Monarch butterflies, one of nature’s amazing wonders, migrate from parts of Canada all the way to Mexico during their fall migration. The majestic monarch needs our help to survive. We can do two simple things—plant milkweed and flowers to attract butterflies and avoid using pesticides.
Last September, the Manitoulin Expositor newspaper devoted two pages to the monarch’s life cycle. It noted that island monarchs, sighted on Manitoulin Island situated in Lake Huron, are making an encouraging comeback and asked residents, school teachers, faith groups, caretakers of parks and recreation areas to plant milkweed. In the spring, the monarchs lay their eggs on this plant and the caterpillars eat the leaves in order to become strong and healthy butterflies that will make the arduous trek of 4,500 km from their northern Ontario location to Mexico. As quoted in the newspaper, “This urban campaign is bolstered by research showing that monarchs lay more eggs on milkweed in gardens than they do on milkweed growing in rural areas. Monarchs will even lay eggs on milkweed growing in pots on balconies, providing a glorious opportunity to watch all stages of the life cycle within steps of your living room.”
The article was accompanied by a photo of elementary school teacher Melissa Volpini examining a caterpillar. As an avid supporter of the monarchs, she delights in engaging her primary class at Little Current Public School to all aspects of monarch biology. Her students grew milkweed plants from seed in the classroom, some of which were used in their monarch way station at the end of the year. The class initiated and helped create a registered school butterfly garden and enjoyed the hands-on experience of raising monarch butterflies. As Ms Volpini stated, “The children were enthusiastic from the beginning of the process to the end. Our involvement became an amazing teaching tool to study the life cycle of the monarch as well as appreciate the wonders of nature.” With the supported research that monarchs will lay their eggs in urban gardens and balconies, all students are afforded the same opportunity to witness this miraculous phenomenon if teachers plant milkweed and flowers, either on the outside of their classroom’s window ledge or in a protected location on the school grounds. When a caterpillar is ready to become a butterfly, it finds a safe plant to climb upon. For at least a day it hangs upside down before the skin of the caterpillar starts to split along the back and a green chrysalis pushes the old skin away.
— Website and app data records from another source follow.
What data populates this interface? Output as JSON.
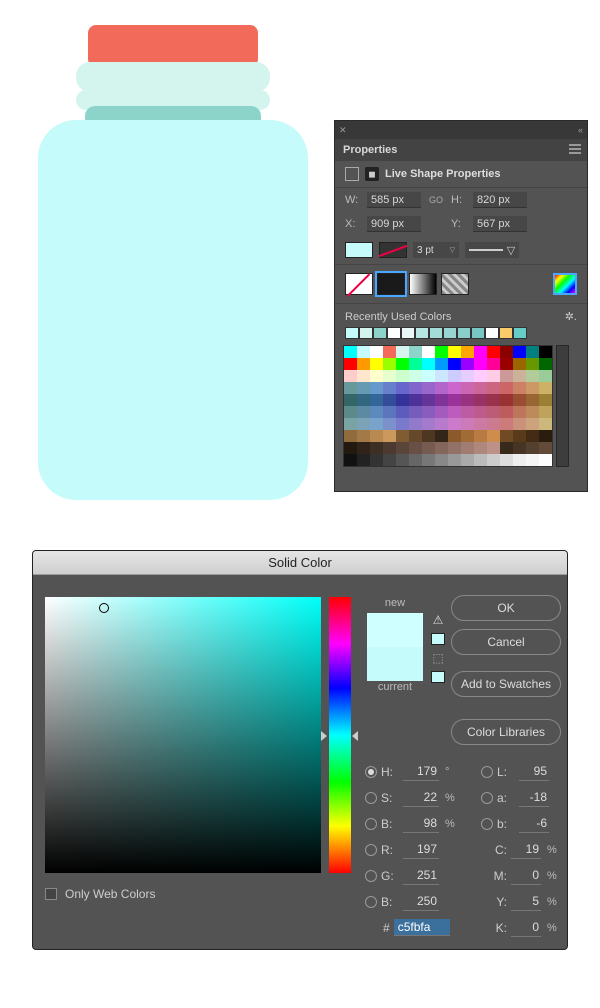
{
  "jar": {
    "cap": "#f26a59",
    "neck": "#d4f5ee",
    "neckshade": "#8cd3c9",
    "body": "#c5fbfa"
  },
  "properties": {
    "title": "Properties",
    "sub": "Live Shape Properties",
    "w_label": "W:",
    "w": "585 px",
    "link": "GO",
    "h_label": "H:",
    "h": "820 px",
    "x_label": "X:",
    "x": "909 px",
    "y_label": "Y:",
    "y": "567 px",
    "stroke_val": "3 pt",
    "recent_label": "Recently Used Colors",
    "recent": [
      "#c5fbfa",
      "#d4f5ee",
      "#8cd3c9",
      "#ffffff",
      "#e9f8f6",
      "#b8e6e3",
      "#a3dcd9",
      "#98d5d2",
      "#8acfcb",
      "#77c8c4",
      "#ffffff",
      "#facb6a",
      "#65ccc8"
    ],
    "palette": [
      "#00ffff",
      "#c5fbfa",
      "#ffffff",
      "#f26a59",
      "#d4f5ee",
      "#8cd3c9",
      "#ffffff",
      "#00ff00",
      "#ffff00",
      "#ffa500",
      "#ff00ff",
      "#ff0000",
      "#8b0000",
      "#0000ff",
      "#008080",
      "#000000",
      "#ff0000",
      "#ff9900",
      "#ffff00",
      "#99ff00",
      "#00ff00",
      "#00ff99",
      "#00ffff",
      "#0099ff",
      "#0000ff",
      "#9900ff",
      "#ff00ff",
      "#ff0099",
      "#990000",
      "#996600",
      "#669900",
      "#006600",
      "#ffcccc",
      "#ffe6cc",
      "#ffffcc",
      "#e6ffcc",
      "#ccffcc",
      "#ccffe6",
      "#ccffff",
      "#cce6ff",
      "#ccccff",
      "#e6ccff",
      "#ffccff",
      "#ffcce6",
      "#cc9999",
      "#ccb299",
      "#b2cc99",
      "#99cc99",
      "#669999",
      "#6699b2",
      "#6699cc",
      "#6680cc",
      "#6666cc",
      "#8066cc",
      "#9966cc",
      "#b266cc",
      "#cc66cc",
      "#cc66b2",
      "#cc6699",
      "#cc6680",
      "#cc6666",
      "#cc8066",
      "#cc9966",
      "#ccb266",
      "#336666",
      "#336680",
      "#336699",
      "#334d99",
      "#333399",
      "#4d3399",
      "#663399",
      "#803399",
      "#993399",
      "#993380",
      "#993366",
      "#99334d",
      "#993333",
      "#994d33",
      "#996633",
      "#998033",
      "#5c8a8a",
      "#5c8aa3",
      "#5c8abd",
      "#5c75bd",
      "#5c5cbd",
      "#755cbd",
      "#8a5cbd",
      "#a35cbd",
      "#bd5cbd",
      "#bd5ca3",
      "#bd5c8a",
      "#bd5c75",
      "#bd5c5c",
      "#bd755c",
      "#bd8a5c",
      "#bda35c",
      "#7aa3a3",
      "#7aa3b8",
      "#7aa3cc",
      "#7a91cc",
      "#7a7acc",
      "#917acc",
      "#a37acc",
      "#b87acc",
      "#cc7acc",
      "#cc7ab8",
      "#cc7aa3",
      "#cc7a91",
      "#cc7a7a",
      "#cc917a",
      "#cca37a",
      "#ccb87a",
      "#8f6b3d",
      "#a37a47",
      "#b88a52",
      "#cc995c",
      "#805c33",
      "#66492a",
      "#4d3720",
      "#332517",
      "#8a5a2b",
      "#a16b36",
      "#b87c42",
      "#cf8d4d",
      "#704a23",
      "#593b1c",
      "#422c15",
      "#2b1d0e",
      "#221a0e",
      "#30241a",
      "#3e2f25",
      "#4c3a30",
      "#5a453b",
      "#685046",
      "#765b51",
      "#84665c",
      "#927167",
      "#a07c72",
      "#ae877d",
      "#bc9288",
      "#382a1a",
      "#463524",
      "#54402e",
      "#624b38",
      "#111111",
      "#222222",
      "#333333",
      "#444444",
      "#555555",
      "#666666",
      "#777777",
      "#888888",
      "#999999",
      "#aaaaaa",
      "#bbbbbb",
      "#cccccc",
      "#dddddd",
      "#eeeeee",
      "#f5f5f5",
      "#ffffff"
    ]
  },
  "dialog": {
    "title": "Solid Color",
    "new_label": "new",
    "current_label": "current",
    "ok": "OK",
    "cancel": "Cancel",
    "add": "Add to Swatches",
    "libs": "Color Libraries",
    "only_web": "Only Web Colors",
    "H": "179",
    "Hu": "°",
    "S": "22",
    "Su": "%",
    "Bv": "98",
    "Bu": "%",
    "R": "197",
    "G": "251",
    "B": "250",
    "L": "95",
    "a": "-18",
    "b": "-6",
    "C": "19",
    "M": "0",
    "Y": "5",
    "K": "0",
    "Cu": "%",
    "hex_label": "#",
    "hex": "c5fbfa"
  }
}
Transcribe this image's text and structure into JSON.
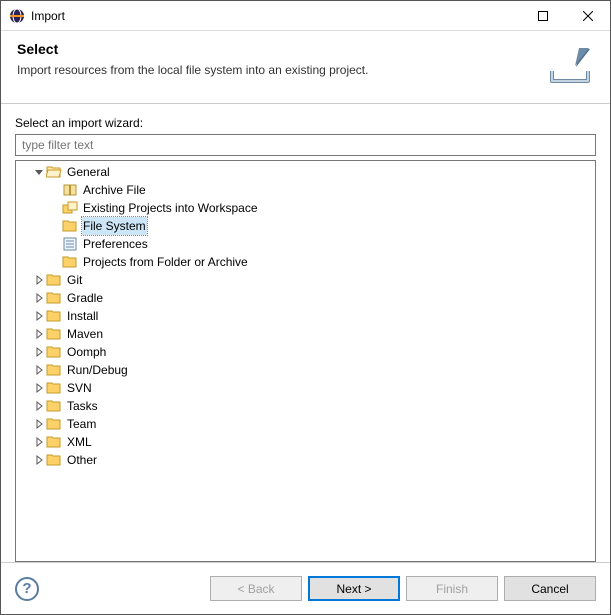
{
  "window": {
    "title": "Import"
  },
  "header": {
    "title": "Select",
    "description": "Import resources from the local file system into an existing project."
  },
  "body": {
    "label": "Select an import wizard:",
    "filter_placeholder": "type filter text"
  },
  "tree": [
    {
      "depth": 1,
      "twisty": "open",
      "icon": "folder-open",
      "label": "General",
      "selected": false
    },
    {
      "depth": 2,
      "twisty": "none",
      "icon": "archive",
      "label": "Archive File",
      "selected": false
    },
    {
      "depth": 2,
      "twisty": "none",
      "icon": "projects",
      "label": "Existing Projects into Workspace",
      "selected": false
    },
    {
      "depth": 2,
      "twisty": "none",
      "icon": "folder",
      "label": "File System",
      "selected": true
    },
    {
      "depth": 2,
      "twisty": "none",
      "icon": "prefs",
      "label": "Preferences",
      "selected": false
    },
    {
      "depth": 2,
      "twisty": "none",
      "icon": "folder",
      "label": "Projects from Folder or Archive",
      "selected": false
    },
    {
      "depth": 1,
      "twisty": "closed",
      "icon": "folder",
      "label": "Git",
      "selected": false
    },
    {
      "depth": 1,
      "twisty": "closed",
      "icon": "folder",
      "label": "Gradle",
      "selected": false
    },
    {
      "depth": 1,
      "twisty": "closed",
      "icon": "folder",
      "label": "Install",
      "selected": false
    },
    {
      "depth": 1,
      "twisty": "closed",
      "icon": "folder",
      "label": "Maven",
      "selected": false
    },
    {
      "depth": 1,
      "twisty": "closed",
      "icon": "folder",
      "label": "Oomph",
      "selected": false
    },
    {
      "depth": 1,
      "twisty": "closed",
      "icon": "folder",
      "label": "Run/Debug",
      "selected": false
    },
    {
      "depth": 1,
      "twisty": "closed",
      "icon": "folder",
      "label": "SVN",
      "selected": false
    },
    {
      "depth": 1,
      "twisty": "closed",
      "icon": "folder",
      "label": "Tasks",
      "selected": false
    },
    {
      "depth": 1,
      "twisty": "closed",
      "icon": "folder",
      "label": "Team",
      "selected": false
    },
    {
      "depth": 1,
      "twisty": "closed",
      "icon": "folder",
      "label": "XML",
      "selected": false
    },
    {
      "depth": 1,
      "twisty": "closed",
      "icon": "folder",
      "label": "Other",
      "selected": false
    }
  ],
  "footer": {
    "back": "< Back",
    "next": "Next >",
    "finish": "Finish",
    "cancel": "Cancel"
  }
}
The chrysalis twirls and whirls trying to attach itself to a sticky silk pad that holds it safely. Finally, the chrysalis stops moving and hardens into a jewel-like jade chrysalis with gold trim and spots. For 10 to 14 days the monarch inside changes its form to become a beautiful butterfly that can be seen through the chrysalis shell before it emerges. Suddenly, the chrysalis starts to split down the front, and a monarch butterfly with small wings and a big abdomen drops out. Within minutes, the new butterfly pumps the liquid from its abdomen into the veins of its wings. Although the wings are fully formed, the butterfly must hold on until they are dry and strong before beating its wings to try them out. The butterfly also uncoils and coils its proboscis repeatedly in order to knit the two pieces into a solid straw-like tongue to sip flower nectar. When its wings have dried, it is ready to fly and begin its life as a monarch butterfly.
For an experience and thrill that children will never forget, invite butterflies into your schoolyard by checking out the Monarch Waystation Habitats’ registered butterfly gardens that provide resources necessary for monarchs to survive. Your garden should include milkweed as a place for monarchs to lay their eggs and for the caterpillars to eat. You should also plant specific types of nectar-producing regional flowers to attract the butterflies. Obtain the illustrated book How To Raise Monarch Butterflies – A Step-by-Step Guide for Kids by Carol Pasternak, which demonstrates how to raise and release monarchs.
Please remember that any plant that you buy for any insect is intended to be eaten by the insect. In this instance, milkweed and nectar plants must be grown to be safe for the caterpillar to eat. Many businesses sell milkweed and nectar plants for ornamental use only; in other words to add beauty to the garden. If you are planning to buy plants for use to draw any pollinator to your garden, always ask if the plants are free of any chemicals, including the organic pesticide known as Bt. These chemicals will actually kill the caterpillar that eats it. Find a nursery that sells pesticide-free milkweed plants for your garden.
When it comes to their migration journey each spring and fall, butterflies follow an internal compass that points them in the correct direction. This is truly one of the greatest natural miracles in the insect world. As David Suzuki maintains “Solutions are in our nature.”
ABOUT THE AUTHORS
“I saw that familiar shadow—a glide and a flutter, so graceful to watch. That sweet shadow was a new Monarch butterfly searching for milkweed and nectar plants. I have a job to do—grow the milkweed and nectar plants in as healthy a way as possible so monarchs will find a waystation in my yard.” Nancee Caye, Monarch Wrangler, Gardener, & Citizen Scientist.
Larraine writes children’s books on composting at www.castlecompost.com. The sixth book in the series will be Pee Wee Meets the Pollinators.
This article is from Canadian Teacher Magazine’s Apr/May 2016 issue.